> **What to produce**
Please copy each line from the entries that contains the string "vídeo".

> **Exercise data**
_____
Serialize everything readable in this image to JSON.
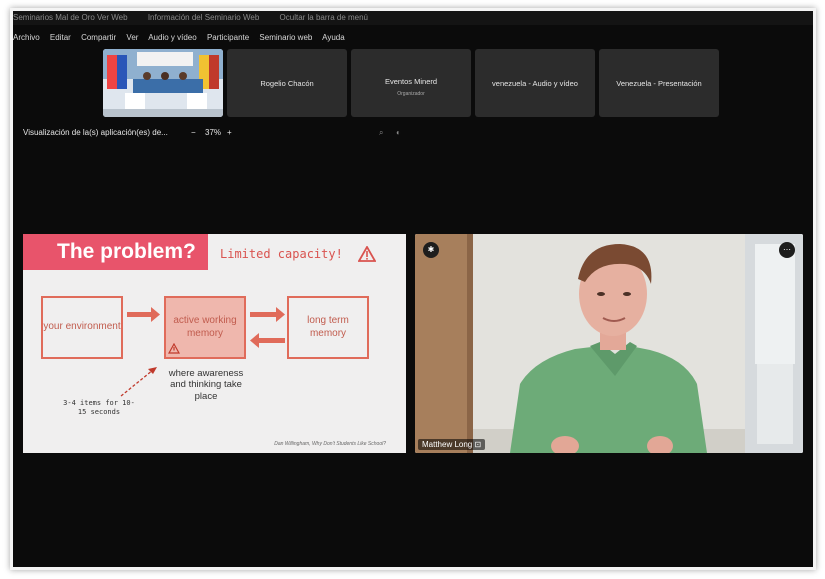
{
  "titlebar": {
    "items": [
      "Seminarios Mal de Oro Ver Web",
      "Información del Seminario Web",
      "Ocultar la barra de menú"
    ]
  },
  "menu": [
    "Archivo",
    "Editar",
    "Compartir",
    "Ver",
    "Audio y vídeo",
    "Participante",
    "Seminario web",
    "Ayuda"
  ],
  "thumbnails": [
    {
      "name": "Rogelio Chacón",
      "sub": ""
    },
    {
      "name": "Eventos Minerd",
      "sub": "Organizador"
    },
    {
      "name": "venezuela - Audio y vídeo",
      "sub": ""
    },
    {
      "name": "Venezuela - Presentación",
      "sub": ""
    }
  ],
  "viewbar": {
    "label": "Visualización de la(s) aplicación(es) de...",
    "minus": "−",
    "zoom": "37%",
    "plus": "+"
  },
  "slide": {
    "title": "The problem?",
    "limited": "Limited capacity!",
    "env": "your environment",
    "active": "active working memory",
    "long": "long term memory",
    "where": "where awareness and thinking take place",
    "items": "3-4 items for 10-15 seconds",
    "credit": "Dan Willingham, Why Don't Students Like School?"
  },
  "video": {
    "speaker": "Matthew Long"
  },
  "colors": {
    "accent": "#e8546b",
    "box": "#e06b5a",
    "active_fill": "#efb7ad"
  }
}
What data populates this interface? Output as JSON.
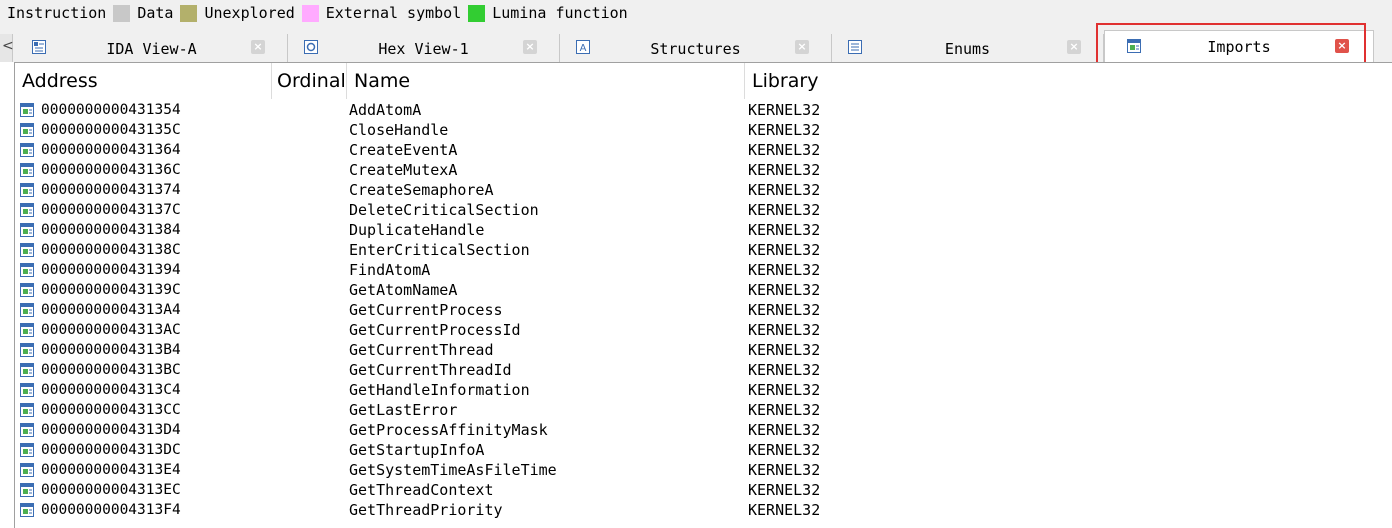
{
  "legend": [
    {
      "label": "Instruction",
      "color": ""
    },
    {
      "label": "Data",
      "color": "#c8c8c8"
    },
    {
      "label": "Unexplored",
      "color": "#b3b06b"
    },
    {
      "label": "External symbol",
      "color": "#ffaaff"
    },
    {
      "label": "Lumina function",
      "color": "#32cd32"
    }
  ],
  "tabs": [
    {
      "label": "IDA View-A",
      "icon": "ida-view-icon",
      "active": false
    },
    {
      "label": "Hex View-1",
      "icon": "hex-view-icon",
      "active": false
    },
    {
      "label": "Structures",
      "icon": "structures-icon",
      "active": false
    },
    {
      "label": "Enums",
      "icon": "enums-icon",
      "active": false
    },
    {
      "label": "Imports",
      "icon": "imports-icon",
      "active": true
    }
  ],
  "table": {
    "columns": [
      "Address",
      "Ordinal",
      "Name",
      "Library"
    ],
    "rows": [
      {
        "address": "0000000000431354",
        "ordinal": "",
        "name": "AddAtomA",
        "library": "KERNEL32"
      },
      {
        "address": "000000000043135C",
        "ordinal": "",
        "name": "CloseHandle",
        "library": "KERNEL32"
      },
      {
        "address": "0000000000431364",
        "ordinal": "",
        "name": "CreateEventA",
        "library": "KERNEL32"
      },
      {
        "address": "000000000043136C",
        "ordinal": "",
        "name": "CreateMutexA",
        "library": "KERNEL32"
      },
      {
        "address": "0000000000431374",
        "ordinal": "",
        "name": "CreateSemaphoreA",
        "library": "KERNEL32"
      },
      {
        "address": "000000000043137C",
        "ordinal": "",
        "name": "DeleteCriticalSection",
        "library": "KERNEL32"
      },
      {
        "address": "0000000000431384",
        "ordinal": "",
        "name": "DuplicateHandle",
        "library": "KERNEL32"
      },
      {
        "address": "000000000043138C",
        "ordinal": "",
        "name": "EnterCriticalSection",
        "library": "KERNEL32"
      },
      {
        "address": "0000000000431394",
        "ordinal": "",
        "name": "FindAtomA",
        "library": "KERNEL32"
      },
      {
        "address": "000000000043139C",
        "ordinal": "",
        "name": "GetAtomNameA",
        "library": "KERNEL32"
      },
      {
        "address": "00000000004313A4",
        "ordinal": "",
        "name": "GetCurrentProcess",
        "library": "KERNEL32"
      },
      {
        "address": "00000000004313AC",
        "ordinal": "",
        "name": "GetCurrentProcessId",
        "library": "KERNEL32"
      },
      {
        "address": "00000000004313B4",
        "ordinal": "",
        "name": "GetCurrentThread",
        "library": "KERNEL32"
      },
      {
        "address": "00000000004313BC",
        "ordinal": "",
        "name": "GetCurrentThreadId",
        "library": "KERNEL32"
      },
      {
        "address": "00000000004313C4",
        "ordinal": "",
        "name": "GetHandleInformation",
        "library": "KERNEL32"
      },
      {
        "address": "00000000004313CC",
        "ordinal": "",
        "name": "GetLastError",
        "library": "KERNEL32"
      },
      {
        "address": "00000000004313D4",
        "ordinal": "",
        "name": "GetProcessAffinityMask",
        "library": "KERNEL32"
      },
      {
        "address": "00000000004313DC",
        "ordinal": "",
        "name": "GetStartupInfoA",
        "library": "KERNEL32"
      },
      {
        "address": "00000000004313E4",
        "ordinal": "",
        "name": "GetSystemTimeAsFileTime",
        "library": "KERNEL32"
      },
      {
        "address": "00000000004313EC",
        "ordinal": "",
        "name": "GetThreadContext",
        "library": "KERNEL32"
      },
      {
        "address": "00000000004313F4",
        "ordinal": "",
        "name": "GetThreadPriority",
        "library": "KERNEL32"
      }
    ]
  },
  "colors": {
    "highlight": "#e03030",
    "close_active": "#e0524a"
  }
}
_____
> **Expected answer**
    "Audio y vídeo",
      "name": "venezuela - Audio y vídeo",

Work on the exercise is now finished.